Dataset items
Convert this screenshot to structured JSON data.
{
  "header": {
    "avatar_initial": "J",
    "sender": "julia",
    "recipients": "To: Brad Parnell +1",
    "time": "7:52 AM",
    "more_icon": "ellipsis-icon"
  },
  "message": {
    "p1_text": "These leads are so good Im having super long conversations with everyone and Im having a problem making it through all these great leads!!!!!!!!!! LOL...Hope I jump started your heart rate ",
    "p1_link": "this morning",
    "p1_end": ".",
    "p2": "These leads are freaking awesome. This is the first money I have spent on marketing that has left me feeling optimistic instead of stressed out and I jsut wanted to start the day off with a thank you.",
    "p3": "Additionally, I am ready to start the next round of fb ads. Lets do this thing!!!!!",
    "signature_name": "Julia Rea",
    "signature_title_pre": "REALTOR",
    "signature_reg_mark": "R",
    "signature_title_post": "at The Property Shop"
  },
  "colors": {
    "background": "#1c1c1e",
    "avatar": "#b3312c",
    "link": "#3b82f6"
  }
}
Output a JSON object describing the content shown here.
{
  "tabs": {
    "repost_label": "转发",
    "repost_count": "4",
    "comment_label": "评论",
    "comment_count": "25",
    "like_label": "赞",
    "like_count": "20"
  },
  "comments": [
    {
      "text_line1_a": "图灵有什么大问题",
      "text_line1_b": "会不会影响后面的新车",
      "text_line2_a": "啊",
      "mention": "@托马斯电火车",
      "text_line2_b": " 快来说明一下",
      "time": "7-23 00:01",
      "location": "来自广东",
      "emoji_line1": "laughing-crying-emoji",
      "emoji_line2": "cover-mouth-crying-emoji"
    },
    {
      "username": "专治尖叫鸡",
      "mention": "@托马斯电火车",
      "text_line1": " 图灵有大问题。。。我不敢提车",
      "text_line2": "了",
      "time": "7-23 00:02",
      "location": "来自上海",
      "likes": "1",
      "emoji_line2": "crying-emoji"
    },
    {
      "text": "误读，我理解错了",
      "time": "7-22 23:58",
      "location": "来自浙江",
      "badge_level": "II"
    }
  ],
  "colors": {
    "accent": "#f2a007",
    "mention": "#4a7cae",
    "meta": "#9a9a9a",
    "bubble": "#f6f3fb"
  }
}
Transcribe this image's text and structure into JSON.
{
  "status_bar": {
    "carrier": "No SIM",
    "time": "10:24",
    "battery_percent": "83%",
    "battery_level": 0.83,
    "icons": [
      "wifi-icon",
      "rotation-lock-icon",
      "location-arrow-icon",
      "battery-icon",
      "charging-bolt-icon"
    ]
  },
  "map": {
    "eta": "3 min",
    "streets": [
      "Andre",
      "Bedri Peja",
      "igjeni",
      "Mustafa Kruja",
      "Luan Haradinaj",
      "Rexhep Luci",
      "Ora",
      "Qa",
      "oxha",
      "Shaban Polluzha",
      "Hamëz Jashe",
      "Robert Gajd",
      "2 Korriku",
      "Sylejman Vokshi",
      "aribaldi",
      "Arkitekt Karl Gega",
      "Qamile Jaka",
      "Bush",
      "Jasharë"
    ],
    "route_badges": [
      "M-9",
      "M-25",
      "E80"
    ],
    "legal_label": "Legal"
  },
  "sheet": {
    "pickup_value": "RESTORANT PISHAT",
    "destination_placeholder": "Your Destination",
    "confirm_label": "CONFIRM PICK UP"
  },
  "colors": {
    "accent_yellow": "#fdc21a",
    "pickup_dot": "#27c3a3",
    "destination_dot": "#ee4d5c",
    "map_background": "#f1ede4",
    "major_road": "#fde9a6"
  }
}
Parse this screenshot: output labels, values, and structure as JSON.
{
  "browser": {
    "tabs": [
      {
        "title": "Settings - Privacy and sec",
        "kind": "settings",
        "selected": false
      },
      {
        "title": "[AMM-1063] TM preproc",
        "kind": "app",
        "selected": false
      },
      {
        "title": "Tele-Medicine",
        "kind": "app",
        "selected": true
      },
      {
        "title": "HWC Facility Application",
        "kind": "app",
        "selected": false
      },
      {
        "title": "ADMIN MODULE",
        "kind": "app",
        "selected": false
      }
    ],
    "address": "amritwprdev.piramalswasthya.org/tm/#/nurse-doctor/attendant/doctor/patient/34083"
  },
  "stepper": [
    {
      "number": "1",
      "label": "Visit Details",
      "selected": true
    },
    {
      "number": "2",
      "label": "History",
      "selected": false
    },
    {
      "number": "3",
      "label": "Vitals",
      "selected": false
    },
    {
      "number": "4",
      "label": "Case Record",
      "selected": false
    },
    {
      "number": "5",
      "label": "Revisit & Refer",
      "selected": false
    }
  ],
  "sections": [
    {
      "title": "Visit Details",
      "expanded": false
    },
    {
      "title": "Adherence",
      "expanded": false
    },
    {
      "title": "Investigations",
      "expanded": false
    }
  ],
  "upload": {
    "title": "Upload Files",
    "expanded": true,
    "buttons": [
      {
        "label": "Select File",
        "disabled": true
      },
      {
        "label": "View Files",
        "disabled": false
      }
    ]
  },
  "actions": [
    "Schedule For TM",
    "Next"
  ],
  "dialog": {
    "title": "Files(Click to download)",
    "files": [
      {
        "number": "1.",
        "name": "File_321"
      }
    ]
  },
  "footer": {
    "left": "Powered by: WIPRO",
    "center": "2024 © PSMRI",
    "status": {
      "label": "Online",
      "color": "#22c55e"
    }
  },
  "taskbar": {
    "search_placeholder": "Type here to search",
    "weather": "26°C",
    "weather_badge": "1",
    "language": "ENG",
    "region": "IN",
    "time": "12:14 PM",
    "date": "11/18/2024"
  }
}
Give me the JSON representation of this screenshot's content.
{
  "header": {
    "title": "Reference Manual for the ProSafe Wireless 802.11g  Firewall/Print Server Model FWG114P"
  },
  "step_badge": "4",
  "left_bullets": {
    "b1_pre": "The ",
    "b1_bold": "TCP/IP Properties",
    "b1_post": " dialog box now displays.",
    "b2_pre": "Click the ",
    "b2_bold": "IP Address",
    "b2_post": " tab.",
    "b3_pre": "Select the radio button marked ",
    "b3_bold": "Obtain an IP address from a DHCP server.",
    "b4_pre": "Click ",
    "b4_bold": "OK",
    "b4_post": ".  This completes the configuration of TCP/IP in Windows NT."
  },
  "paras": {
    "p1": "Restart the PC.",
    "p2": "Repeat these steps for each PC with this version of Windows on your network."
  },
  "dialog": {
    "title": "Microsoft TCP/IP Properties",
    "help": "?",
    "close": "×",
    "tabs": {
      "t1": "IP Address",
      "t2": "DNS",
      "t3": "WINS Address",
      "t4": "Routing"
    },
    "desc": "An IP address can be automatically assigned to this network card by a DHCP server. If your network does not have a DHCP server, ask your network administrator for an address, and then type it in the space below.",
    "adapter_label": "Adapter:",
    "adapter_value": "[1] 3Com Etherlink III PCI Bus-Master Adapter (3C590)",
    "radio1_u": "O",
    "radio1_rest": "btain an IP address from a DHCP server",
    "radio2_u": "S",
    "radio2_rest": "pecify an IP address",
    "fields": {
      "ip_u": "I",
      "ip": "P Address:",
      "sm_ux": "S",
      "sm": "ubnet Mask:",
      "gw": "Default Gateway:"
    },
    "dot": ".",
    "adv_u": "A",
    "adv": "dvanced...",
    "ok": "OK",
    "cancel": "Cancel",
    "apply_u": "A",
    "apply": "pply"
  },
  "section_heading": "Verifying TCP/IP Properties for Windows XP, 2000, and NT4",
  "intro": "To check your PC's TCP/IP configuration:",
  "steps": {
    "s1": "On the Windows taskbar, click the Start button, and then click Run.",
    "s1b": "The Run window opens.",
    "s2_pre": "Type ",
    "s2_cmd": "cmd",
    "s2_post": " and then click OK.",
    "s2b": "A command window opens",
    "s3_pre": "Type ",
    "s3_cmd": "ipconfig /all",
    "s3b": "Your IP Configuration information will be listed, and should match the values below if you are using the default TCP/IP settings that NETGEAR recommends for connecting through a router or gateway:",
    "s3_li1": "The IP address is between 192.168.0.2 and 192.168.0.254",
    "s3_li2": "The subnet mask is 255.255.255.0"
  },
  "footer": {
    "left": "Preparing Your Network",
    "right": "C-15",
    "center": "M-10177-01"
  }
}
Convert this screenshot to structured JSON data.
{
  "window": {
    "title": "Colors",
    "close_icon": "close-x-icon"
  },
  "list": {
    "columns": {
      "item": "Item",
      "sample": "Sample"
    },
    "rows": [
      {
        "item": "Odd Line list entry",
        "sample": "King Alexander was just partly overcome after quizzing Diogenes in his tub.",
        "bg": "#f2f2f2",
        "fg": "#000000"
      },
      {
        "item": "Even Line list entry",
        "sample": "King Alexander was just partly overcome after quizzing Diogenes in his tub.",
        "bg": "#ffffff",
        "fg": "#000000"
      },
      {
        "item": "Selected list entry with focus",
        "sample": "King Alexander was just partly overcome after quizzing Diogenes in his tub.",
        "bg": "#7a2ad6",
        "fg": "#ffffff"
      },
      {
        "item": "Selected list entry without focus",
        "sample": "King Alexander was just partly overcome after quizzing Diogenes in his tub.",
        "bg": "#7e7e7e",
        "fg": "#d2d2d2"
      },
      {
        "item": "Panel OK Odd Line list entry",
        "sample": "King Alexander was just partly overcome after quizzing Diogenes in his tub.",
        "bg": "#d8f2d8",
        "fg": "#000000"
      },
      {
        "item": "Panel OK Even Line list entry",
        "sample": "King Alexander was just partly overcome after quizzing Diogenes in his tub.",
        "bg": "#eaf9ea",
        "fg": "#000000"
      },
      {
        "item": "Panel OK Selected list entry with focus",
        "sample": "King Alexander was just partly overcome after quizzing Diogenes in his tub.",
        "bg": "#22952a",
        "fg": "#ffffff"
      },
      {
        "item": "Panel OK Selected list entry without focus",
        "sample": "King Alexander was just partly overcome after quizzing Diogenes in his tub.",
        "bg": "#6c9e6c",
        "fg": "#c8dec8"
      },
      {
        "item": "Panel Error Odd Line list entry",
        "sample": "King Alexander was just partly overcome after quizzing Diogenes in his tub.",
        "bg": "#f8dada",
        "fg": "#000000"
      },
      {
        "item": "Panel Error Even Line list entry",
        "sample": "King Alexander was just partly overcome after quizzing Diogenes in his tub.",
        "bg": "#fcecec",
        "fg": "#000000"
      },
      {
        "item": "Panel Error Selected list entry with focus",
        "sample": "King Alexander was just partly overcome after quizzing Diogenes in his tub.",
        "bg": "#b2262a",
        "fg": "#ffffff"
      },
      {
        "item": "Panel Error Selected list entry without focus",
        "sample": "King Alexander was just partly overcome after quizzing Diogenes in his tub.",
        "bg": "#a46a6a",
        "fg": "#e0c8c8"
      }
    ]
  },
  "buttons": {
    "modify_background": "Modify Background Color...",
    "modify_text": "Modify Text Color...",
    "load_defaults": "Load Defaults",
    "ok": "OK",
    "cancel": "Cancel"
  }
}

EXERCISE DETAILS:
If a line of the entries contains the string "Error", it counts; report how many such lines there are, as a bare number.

WRITTEN REPLY:
4